*WHAT IS EXPECTED*. Because the pictures are not wanted, reproduce the rest of the records below exactly as they stand.

(Stored data)
___

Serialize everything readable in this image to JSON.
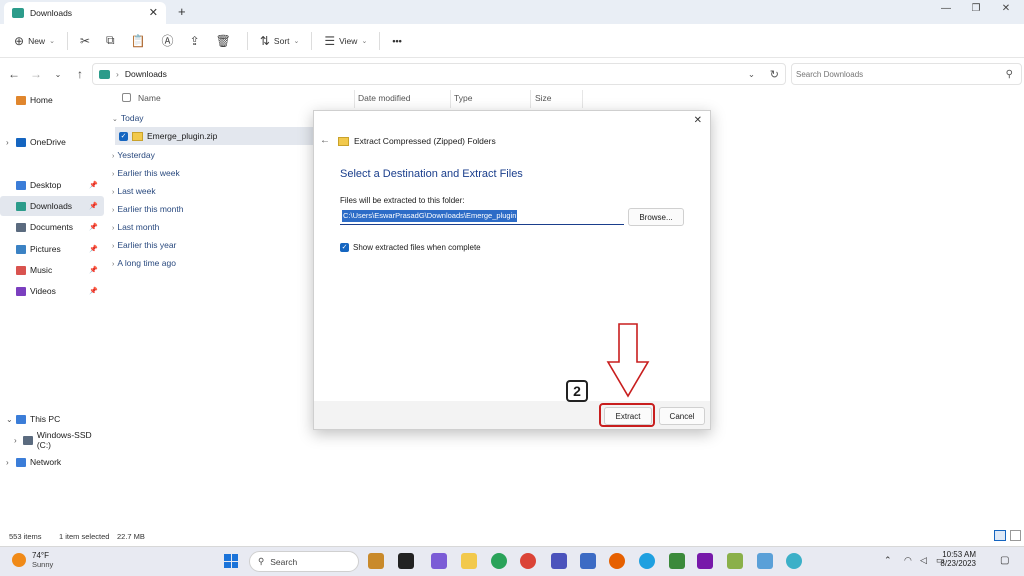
{
  "window": {
    "tab_title": "Downloads",
    "tab_close": "✕",
    "new_tab": "+",
    "minimize": "—",
    "restore": "❐",
    "close": "✕"
  },
  "toolbar": {
    "new_label": "New",
    "sort_label": "Sort",
    "view_label": "View",
    "more": "•••"
  },
  "address": {
    "path": "Downloads",
    "search_placeholder": "Search Downloads"
  },
  "sidebar": {
    "items": [
      {
        "label": "Home",
        "color": "#e0862d"
      },
      {
        "label": "OneDrive",
        "color": "#1565c0"
      },
      {
        "label": "Desktop",
        "color": "#3b7dd8"
      },
      {
        "label": "Downloads",
        "color": "#2c9c8b"
      },
      {
        "label": "Documents",
        "color": "#5b6b7f"
      },
      {
        "label": "Pictures",
        "color": "#3b82c4"
      },
      {
        "label": "Music",
        "color": "#d9534f"
      },
      {
        "label": "Videos",
        "color": "#7b3fbf"
      },
      {
        "label": "This PC",
        "color": "#3b7dd8"
      },
      {
        "label": "Windows-SSD (C:)",
        "color": "#5b6b7f"
      },
      {
        "label": "Network",
        "color": "#3b7dd8"
      }
    ]
  },
  "files": {
    "columns": [
      "Name",
      "Date modified",
      "Type",
      "Size"
    ],
    "groups": [
      "Today",
      "Yesterday",
      "Earlier this week",
      "Last week",
      "Earlier this month",
      "Last month",
      "Earlier this year",
      "A long time ago"
    ],
    "selected_file": "Emerge_plugin.zip"
  },
  "dialog": {
    "header": "Extract Compressed (Zipped) Folders",
    "title": "Select a Destination and Extract Files",
    "path_label": "Files will be extracted to this folder:",
    "path_value": "C:\\Users\\EswarPrasadG\\Downloads\\Emerge_plugin",
    "browse_label": "Browse...",
    "checkbox_label": "Show extracted files when complete",
    "extract_label": "Extract",
    "cancel_label": "Cancel"
  },
  "annotation": {
    "step": "2",
    "color": "#c81e1e"
  },
  "status": {
    "items": "553 items",
    "selection": "1 item selected",
    "size": "22.7 MB"
  },
  "taskbar": {
    "temp": "74°F",
    "condition": "Sunny",
    "search": "Search",
    "time": "10:53 AM",
    "date": "8/23/2023"
  }
}
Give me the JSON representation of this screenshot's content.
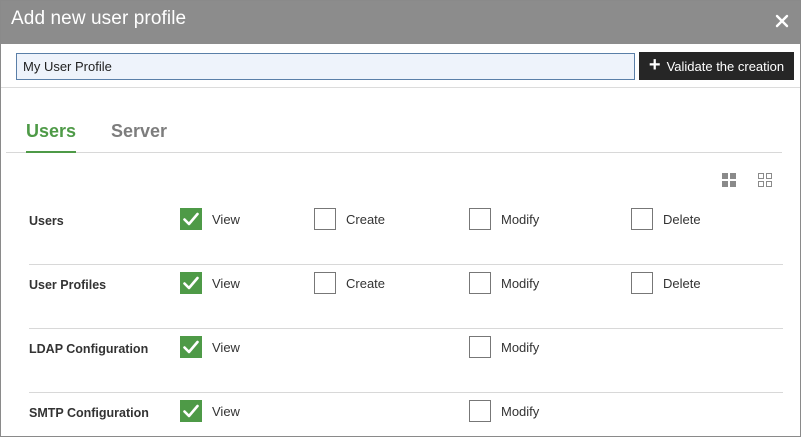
{
  "dialog": {
    "title": "Add new user profile",
    "close_icon": "close-icon"
  },
  "toolbar": {
    "profile_name_value": "My User Profile",
    "validate_label": "Validate the creation",
    "validate_icon": "plus-icon"
  },
  "tabs": [
    {
      "label": "Users",
      "active": true
    },
    {
      "label": "Server",
      "active": false
    }
  ],
  "view_toggles": [
    "grid-large-icon",
    "grid-small-icon"
  ],
  "rows": [
    {
      "label": "Users",
      "permissions": {
        "view": {
          "label": "View",
          "checked": true
        },
        "create": {
          "label": "Create",
          "checked": false
        },
        "modify": {
          "label": "Modify",
          "checked": false
        },
        "delete": {
          "label": "Delete",
          "checked": false
        }
      }
    },
    {
      "label": "User Profiles",
      "permissions": {
        "view": {
          "label": "View",
          "checked": true
        },
        "create": {
          "label": "Create",
          "checked": false
        },
        "modify": {
          "label": "Modify",
          "checked": false
        },
        "delete": {
          "label": "Delete",
          "checked": false
        }
      }
    },
    {
      "label": "LDAP Configuration",
      "permissions": {
        "view": {
          "label": "View",
          "checked": true
        },
        "modify": {
          "label": "Modify",
          "checked": false
        }
      }
    },
    {
      "label": "SMTP Configuration",
      "permissions": {
        "view": {
          "label": "View",
          "checked": true
        },
        "modify": {
          "label": "Modify",
          "checked": false
        }
      }
    }
  ],
  "colors": {
    "accent_green": "#4e9a47",
    "titlebar_gray": "#8c8c8c",
    "button_dark": "#262626"
  }
}
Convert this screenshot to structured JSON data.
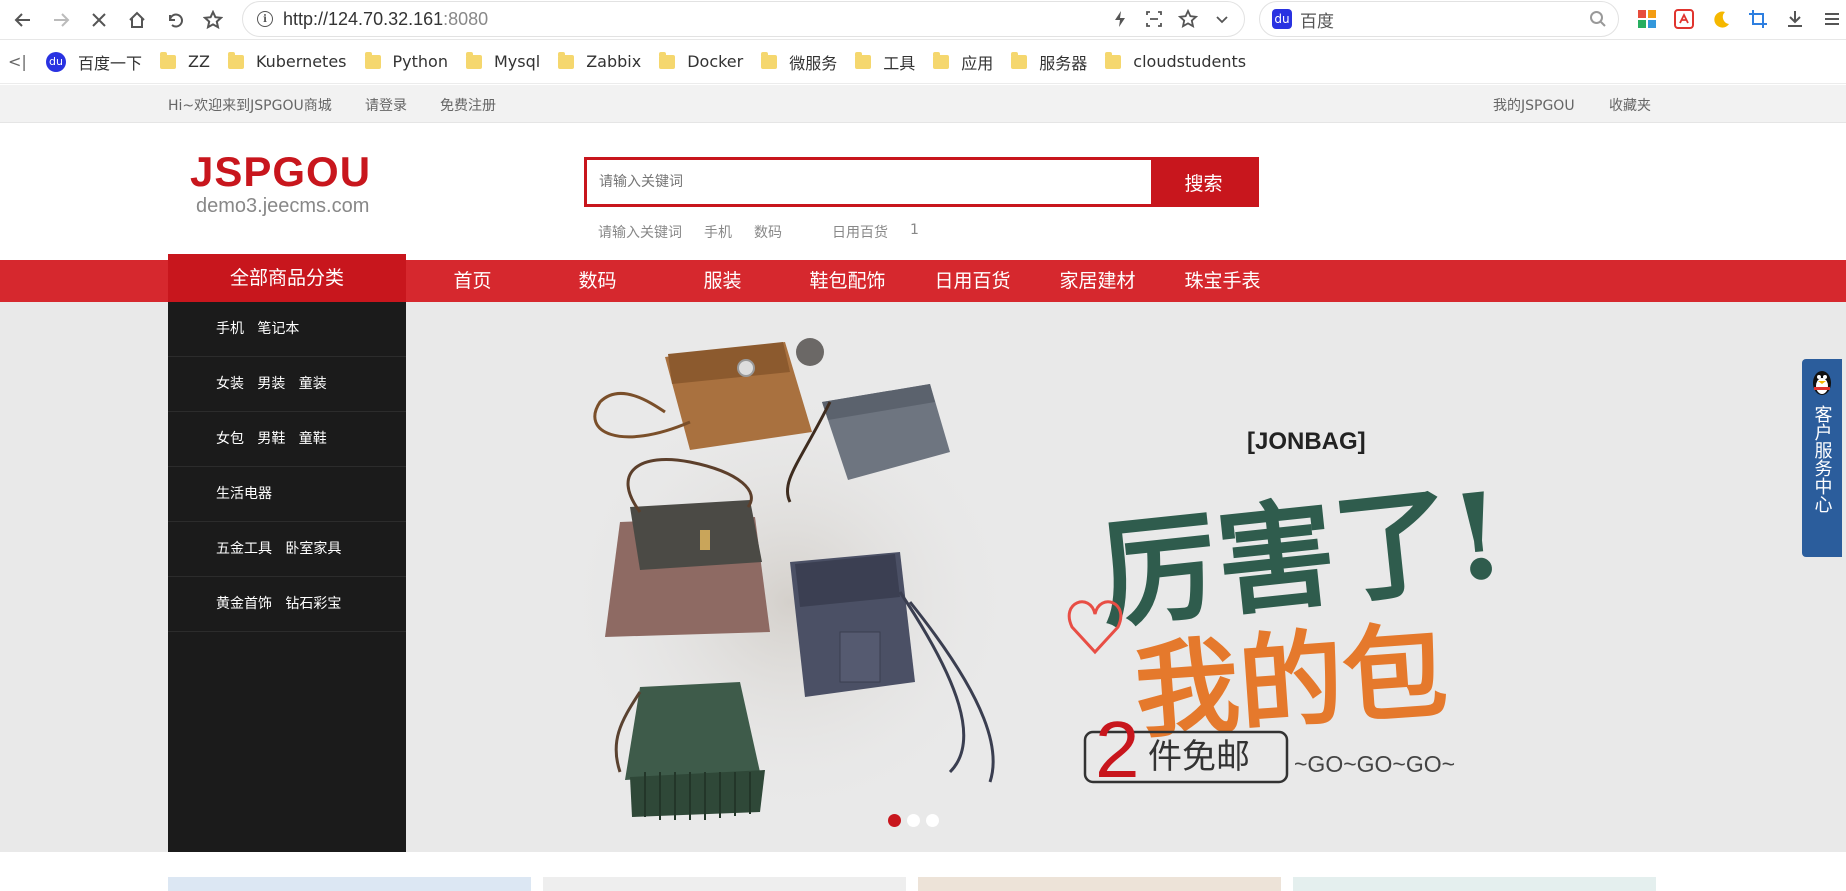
{
  "browser": {
    "url_host": "http://124.70.32.161",
    "url_port": ":8080",
    "search_engine_text": "百度"
  },
  "bookmarks": {
    "items": [
      "百度一下",
      "ZZ",
      "Kubernetes",
      "Python",
      "Mysql",
      "Zabbix",
      "Docker",
      "微服务",
      "工具",
      "应用",
      "服务器",
      "cloudstudents"
    ]
  },
  "topbar": {
    "welcome": "Hi~欢迎来到JSPGOU商城",
    "login": "请登录",
    "register": "免费注册",
    "my_account": "我的JSPGOU",
    "favorites": "收藏夹"
  },
  "header": {
    "logo_main": "JSPGOU",
    "logo_sub": "demo3.jeecms.com",
    "search_placeholder": "请输入关键词",
    "search_button": "搜索",
    "hot_words": [
      "请输入关键词",
      "手机",
      "数码",
      "日用百货",
      "1"
    ]
  },
  "nav": {
    "category_title": "全部商品分类",
    "items": [
      "首页",
      "数码",
      "服装",
      "鞋包配饰",
      "日用百货",
      "家居建材",
      "珠宝手表"
    ]
  },
  "categories": [
    "手机   笔记本",
    "女装   男装   童装",
    "女包   男鞋   童鞋",
    "生活电器",
    "五金工具   卧室家具",
    "黄金首饰   钻石彩宝"
  ],
  "banner": {
    "brand": "[JONBAG]",
    "headline_1": "厉害了!",
    "headline_2": "我的包",
    "promo": "2件免邮",
    "tagline": "~GO~GO~GO~",
    "slides": 3,
    "active_slide": 1
  },
  "service": {
    "label": "客户服务中心"
  },
  "colors": {
    "brand_red": "#c8161d",
    "nav_red": "#d6282e",
    "category_bg": "#1b1b1b",
    "service_blue": "#2b5d9c"
  }
}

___

*SOLVED EXERCISE*.
Serialize everything readable in this image to JSON.
{
  "window": {
    "tab_title": "Downloads",
    "tab_close": "✕",
    "new_tab": "+",
    "minimize": "—",
    "restore": "❐",
    "close": "✕"
  },
  "toolbar": {
    "new_label": "New",
    "sort_label": "Sort",
    "view_label": "View",
    "more": "•••"
  },
  "address": {
    "path": "Downloads",
    "search_placeholder": "Search Downloads"
  },
  "sidebar": {
    "items": [
      {
        "label": "Home",
        "color": "#e0862d"
      },
      {
        "label": "OneDrive",
        "color": "#1565c0"
      },
      {
        "label": "Desktop",
        "color": "#3b7dd8"
      },
      {
        "label": "Downloads",
        "color": "#2c9c8b"
      },
      {
        "label": "Documents",
        "color": "#5b6b7f"
      },
      {
        "label": "Pictures",
        "color": "#3b82c4"
      },
      {
        "label": "Music",
        "color": "#d9534f"
      },
      {
        "label": "Videos",
        "color": "#7b3fbf"
      },
      {
        "label": "This PC",
        "color": "#3b7dd8"
      },
      {
        "label": "Windows-SSD (C:)",
        "color": "#5b6b7f"
      },
      {
        "label": "Network",
        "color": "#3b7dd8"
      }
    ]
  },
  "files": {
    "columns": [
      "Name",
      "Date modified",
      "Type",
      "Size"
    ],
    "groups": [
      "Today",
      "Yesterday",
      "Earlier this week",
      "Last week",
      "Earlier this month",
      "Last month",
      "Earlier this year",
      "A long time ago"
    ],
    "selected_file": "Emerge_plugin.zip"
  },
  "dialog": {
    "header": "Extract Compressed (Zipped) Folders",
    "title": "Select a Destination and Extract Files",
    "path_label": "Files will be extracted to this folder:",
    "path_value": "C:\\Users\\EswarPrasadG\\Downloads\\Emerge_plugin",
    "browse_label": "Browse...",
    "checkbox_label": "Show extracted files when complete",
    "extract_label": "Extract",
    "cancel_label": "Cancel"
  },
  "annotation": {
    "step": "2",
    "color": "#c81e1e"
  },
  "status": {
    "items": "553 items",
    "selection": "1 item selected",
    "size": "22.7 MB"
  },
  "taskbar": {
    "temp": "74°F",
    "condition": "Sunny",
    "search": "Search",
    "time": "10:53 AM",
    "date": "8/23/2023"
  }
}
Give me the JSON representation of this screenshot's content.
{
  "dialog": {
    "title": "Add new user profile",
    "close_icon": "close-icon"
  },
  "toolbar": {
    "profile_name_value": "My User Profile",
    "validate_label": "Validate the creation",
    "validate_icon": "plus-icon"
  },
  "tabs": [
    {
      "label": "Users",
      "active": true
    },
    {
      "label": "Server",
      "active": false
    }
  ],
  "view_toggles": [
    "grid-large-icon",
    "grid-small-icon"
  ],
  "rows": [
    {
      "label": "Users",
      "permissions": {
        "view": {
          "label": "View",
          "checked": true
        },
        "create": {
          "label": "Create",
          "checked": false
        },
        "modify": {
          "label": "Modify",
          "checked": false
        },
        "delete": {
          "label": "Delete",
          "checked": false
        }
      }
    },
    {
      "label": "User Profiles",
      "permissions": {
        "view": {
          "label": "View",
          "checked": true
        },
        "create": {
          "label": "Create",
          "checked": false
        },
        "modify": {
          "label": "Modify",
          "checked": false
        },
        "delete": {
          "label": "Delete",
          "checked": false
        }
      }
    },
    {
      "label": "LDAP Configuration",
      "permissions": {
        "view": {
          "label": "View",
          "checked": true
        },
        "modify": {
          "label": "Modify",
          "checked": false
        }
      }
    },
    {
      "label": "SMTP Configuration",
      "permissions": {
        "view": {
          "label": "View",
          "checked": true
        },
        "modify": {
          "label": "Modify",
          "checked": false
        }
      }
    }
  ],
  "colors": {
    "accent_green": "#4e9a47",
    "titlebar_gray": "#8c8c8c",
    "button_dark": "#262626"
  }
}
Convert this screenshot to structured JSON data.
{
  "browser": {
    "url_host": "http://124.70.32.161",
    "url_port": ":8080",
    "search_engine_text": "百度"
  },
  "bookmarks": {
    "items": [
      "百度一下",
      "ZZ",
      "Kubernetes",
      "Python",
      "Mysql",
      "Zabbix",
      "Docker",
      "微服务",
      "工具",
      "应用",
      "服务器",
      "cloudstudents"
    ]
  },
  "topbar": {
    "welcome": "Hi~欢迎来到JSPGOU商城",
    "login": "请登录",
    "register": "免费注册",
    "my_account": "我的JSPGOU",
    "favorites": "收藏夹"
  },
  "header": {
    "logo_main": "JSPGOU",
    "logo_sub": "demo3.jeecms.com",
    "search_placeholder": "请输入关键词",
    "search_button": "搜索",
    "hot_words": [
      "请输入关键词",
      "手机",
      "数码",
      "日用百货",
      "1"
    ]
  },
  "nav": {
    "category_title": "全部商品分类",
    "items": [
      "首页",
      "数码",
      "服装",
      "鞋包配饰",
      "日用百货",
      "家居建材",
      "珠宝手表"
    ]
  },
  "categories": [
    "手机   笔记本",
    "女装   男装   童装",
    "女包   男鞋   童鞋",
    "生活电器",
    "五金工具   卧室家具",
    "黄金首饰   钻石彩宝"
  ],
  "banner": {
    "brand": "[JONBAG]",
    "headline_1": "厉害了!",
    "headline_2": "我的包",
    "promo": "2件免邮",
    "tagline": "~GO~GO~GO~",
    "slides": 3,
    "active_slide": 1
  },
  "service": {
    "label": "客户服务中心"
  },
  "colors": {
    "brand_red": "#c8161d",
    "nav_red": "#d6282e",
    "category_bg": "#1b1b1b",
    "service_blue": "#2b5d9c"
  }
}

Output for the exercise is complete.